It was another volatile week with multiple theme working on the markets. US-China trade truce, arrest of Chinese business executive, stock market routs, treasury yield free fall, US yield curve inversion, weak economic data and global slow down, OPEC+ production cut, UK Brexit parliament debate, Italy budget. All have a hand in market volatility.
Commodity currencies ended as the weakest ones. Australia lead the way with surprisingly weak Q3 GDP figure. Canadian Dollar was additionally pressured by BoC and oil, but saved by strong job data. Swiss Franc was the strongest one for the week, followed by Japanese Yen, on risk aversion. Mild weakest in emerging market currency like Turkish Lira gave the Franc a slight upper hand. Euro, Dollar and Sterling were mixed.
Many of the theme have not concluded yet. Markets will be eager to see more progress in the 90-day US-China trade talks. Brexit vote will be held on Tuesday. Italy may or may not submit its revised 2019 budget. ECB will meet on Thursday. Oil could be under pressure again after the production cut. And, yield and stocks are continuous theme.
Huawei CFO arrest would jeopardize US-China trade talk?
Worries over US-China trade war were blamed by many as the reason for the stock market selloffs. Some criticize that the meeting of Trump and Xi on December ended without concrete progress. More pointed to the arrest of Chinese tech giant Huawei’s CFO in Canada, by the request of the US, as a move that would complicate or even jeopardize the trade negotiations. We do not share the same view.
Let’s reiterate that a 90 days ceasefire period (from Dec 1) is now set for the negotiations. Words from Trump and White House economic advisor Larry Kudlow were affirmative. Trade Representative Robert Lighthizer, the only one in the cabinet who knows how to make a trade agreement, entered the ring to let the talks. China has agreed to buy soybeans immediately and would lower auto tariffs during the trade talks. China has also released plans for strict protection of intellectual property. And even after the arrest of the Huawei executive, no Chinese officials have linked the act with trade negotiations. The developments have been positive.

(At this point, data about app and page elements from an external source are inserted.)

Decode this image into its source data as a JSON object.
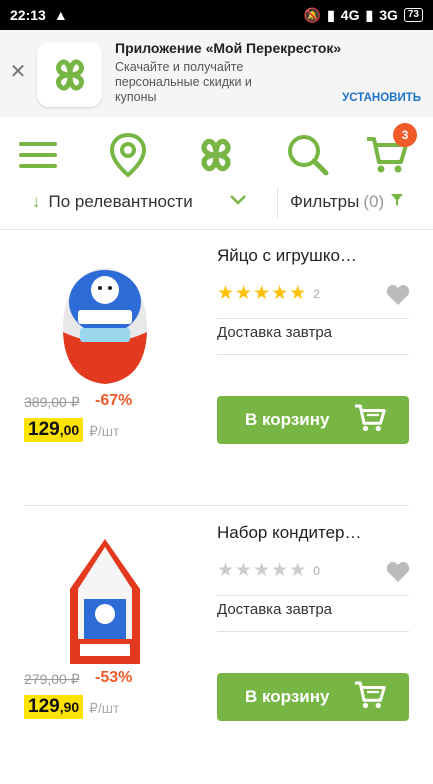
{
  "status": {
    "time": "22:13",
    "net1": "4G",
    "net2": "3G",
    "battery": "73"
  },
  "banner": {
    "title": "Приложение «Мой Перекресток»",
    "desc": "Скачайте и получайте персональные скидки и купоны",
    "install": "УСТАНОВИТЬ"
  },
  "header": {
    "cart_count": "3"
  },
  "sort": {
    "label": "По релевантности",
    "filters": "Фильтры",
    "filters_count": "(0)"
  },
  "colors": {
    "brand_green": "#77b644",
    "discount": "#f15a29",
    "price_highlight": "#ffe300",
    "star": "#ffc107"
  },
  "products": [
    {
      "name": "Яйцо с игрушко…",
      "rating": 5,
      "reviews": "2",
      "delivery": "Доставка завтра",
      "old_price": "389,00 ₽",
      "discount": "-67%",
      "price_int": "129",
      "price_dec": ",00",
      "unit": "₽/шт",
      "cart": "В корзину"
    },
    {
      "name": "Набор кондитер…",
      "rating": 0,
      "reviews": "0",
      "delivery": "Доставка завтра",
      "old_price": "279,00 ₽",
      "discount": "-53%",
      "price_int": "129",
      "price_dec": ",90",
      "unit": "₽/шт",
      "cart": "В корзину"
    }
  ]
}
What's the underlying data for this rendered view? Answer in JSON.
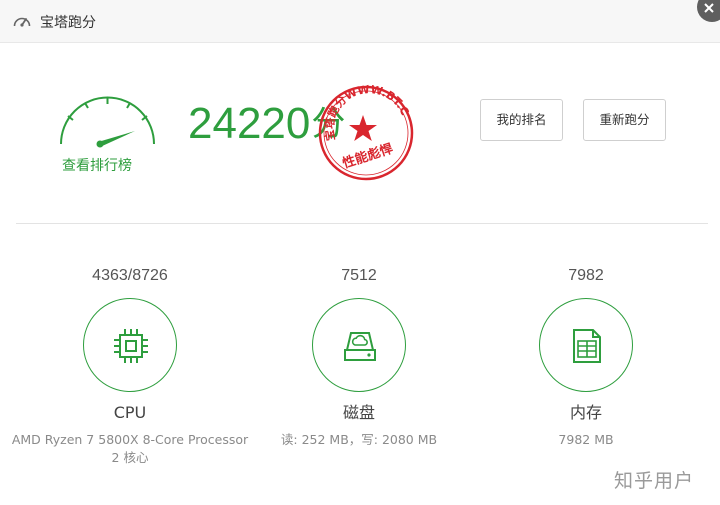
{
  "window": {
    "title": "宝塔跑分"
  },
  "summary": {
    "gauge_link": "查看排行榜",
    "score": "24220",
    "score_unit": "分",
    "stamp": {
      "ring_text": "宝塔跑分WWW.BT.CN",
      "bottom_text": "性能彪悍",
      "color": "#d9262e"
    }
  },
  "buttons": {
    "rank": "我的排名",
    "retest": "重新跑分"
  },
  "items": [
    {
      "score": "4363/8726",
      "icon": "cpu-icon",
      "name": "CPU",
      "desc": [
        "AMD Ryzen 7 5800X 8-Core Processor",
        "2 核心"
      ]
    },
    {
      "score": "7512",
      "icon": "disk-icon",
      "name": "磁盘",
      "desc": [
        "读: 252 MB，写: 2080 MB"
      ]
    },
    {
      "score": "7982",
      "icon": "memory-icon",
      "name": "内存",
      "desc": [
        "7982 MB"
      ]
    }
  ],
  "watermark": "知乎用户",
  "colors": {
    "accent": "#2e9e3e",
    "stamp": "#d9262e"
  }
}
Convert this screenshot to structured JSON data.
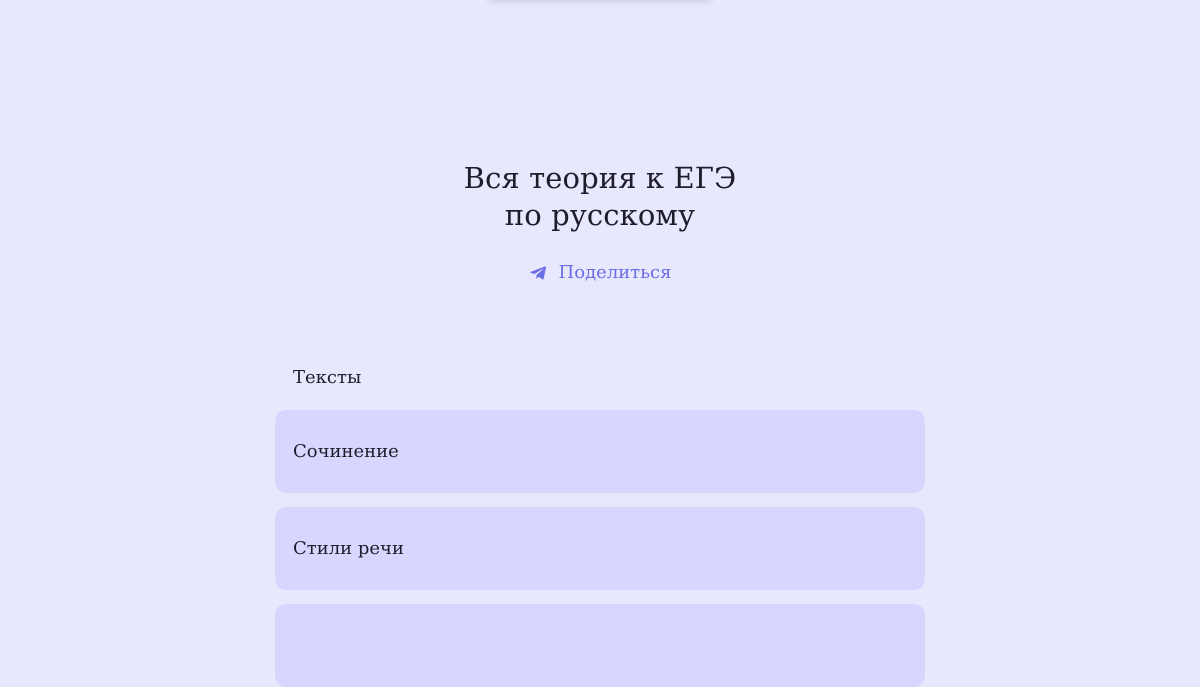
{
  "hero": {
    "title_line_1": "Вся теория к ЕГЭ",
    "title_line_2": "по русскому",
    "share_label": "Поделиться",
    "share_icon": "telegram-paper-plane-icon"
  },
  "section": {
    "title": "Тексты",
    "items": [
      {
        "label": "Сочинение"
      },
      {
        "label": "Стили речи"
      },
      {
        "label": ""
      }
    ]
  },
  "colors": {
    "background": "#e7e7fd",
    "card": "#d8d6ff",
    "accent": "#6b6ee4",
    "text": "#1f1d2b"
  }
}
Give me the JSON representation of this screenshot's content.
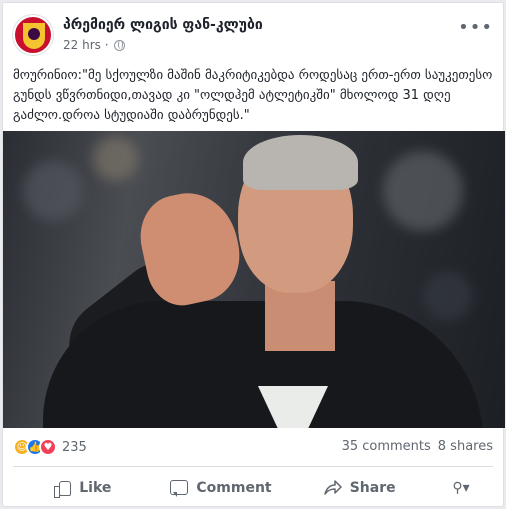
{
  "post": {
    "page_name": "პრემიერ ლიგის ფან-კლუბი",
    "time": "22 hrs ·",
    "text": "მოურინიო:\"მე სქოულზი მაშინ მაკრიტიკებდა როდესაც ერთ-ერთ საუკეთესო გუნდს ვწვრთნიდი,თავად კი \"ოლდჰემ ატლეტიკში\" მხოლოდ 31 დღე გაძლო.დროა სტუდიაში დაბრუნდეს.\""
  },
  "stats": {
    "reaction_count": "235",
    "comments": "35 comments",
    "shares": "8 shares"
  },
  "actions": {
    "like": "Like",
    "comment": "Comment",
    "share": "Share"
  },
  "icons": {
    "avatar": "premier-league-crest-icon",
    "privacy": "globe-icon",
    "menu": "more-dots-icon",
    "reactions": [
      "haha-icon",
      "like-icon",
      "love-icon"
    ]
  },
  "colors": {
    "facebook_blue": "#1877f2",
    "love_red": "#f33e58",
    "haha_yellow": "#f7b125",
    "avatar_red": "#c8102e"
  }
}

In the financial markets, China’s Shanghai SSE has indeed closed the week up 0.68%. Hong Kong HSI just lost -1.67%. Remember that in the background, Japan said it will ban the purchase of equipment from both Huawei and ZTE. EU has raised alarm on Huawei’s security risks. UK BT said it will bar Huawei from the core of its 5G networks, and remove it from the core of its 3G and 4G networks. These were pretty bad news for the China and Hong Kong tech sector. But stocks responses were rather limited. Staying in Asia, Singapore Strait Times closed the week down -0.21%. Nikkei, though, was heavier hit and lost -3.01%.
On the other hand, over the week, DOW dropped -4.50%, S&P 500 dropped -4.0%, NASDAQ dropped -4.93%. In Europe, DAX dropped -4.17%., CAC dropped -2.94% and FTSE dropped -2.75%. All three major European indices closed at new 2018 low. So, fear of escalation in US-China trade war prompted selloff in US and European stocks. But Asian stocks were immune? It doesn’t make sense all.
Yield curve inversion and global slowdown
Instead, worries over slowdown in the advanced economy, slump in oil prices and yield curve inversion in the US are seen by us as the main driving force in the markets. November Eurozone PMI composite was finalized at 52.7, lowest since September 2016. In particular, Germany PMI composite hit 47-month low at 52.3. As Markit noted, “it was in Germany where the euro area’s growth slowdown was centred”. The disappointing US non-farm payroll report, which showed only 155k growth, also add to the argument that job market growth momentum has peaked.
Global bond yields suffered persistent decline last week. In Japan, 10 year JGB yield hit as low as 0.43, lowest since July, and compares to October’s peak at 0.166. It closed at 0.063. German 10 year bund yield hit as low as 0.227 before closing at 0.251. That’s the lowest since May’s one-day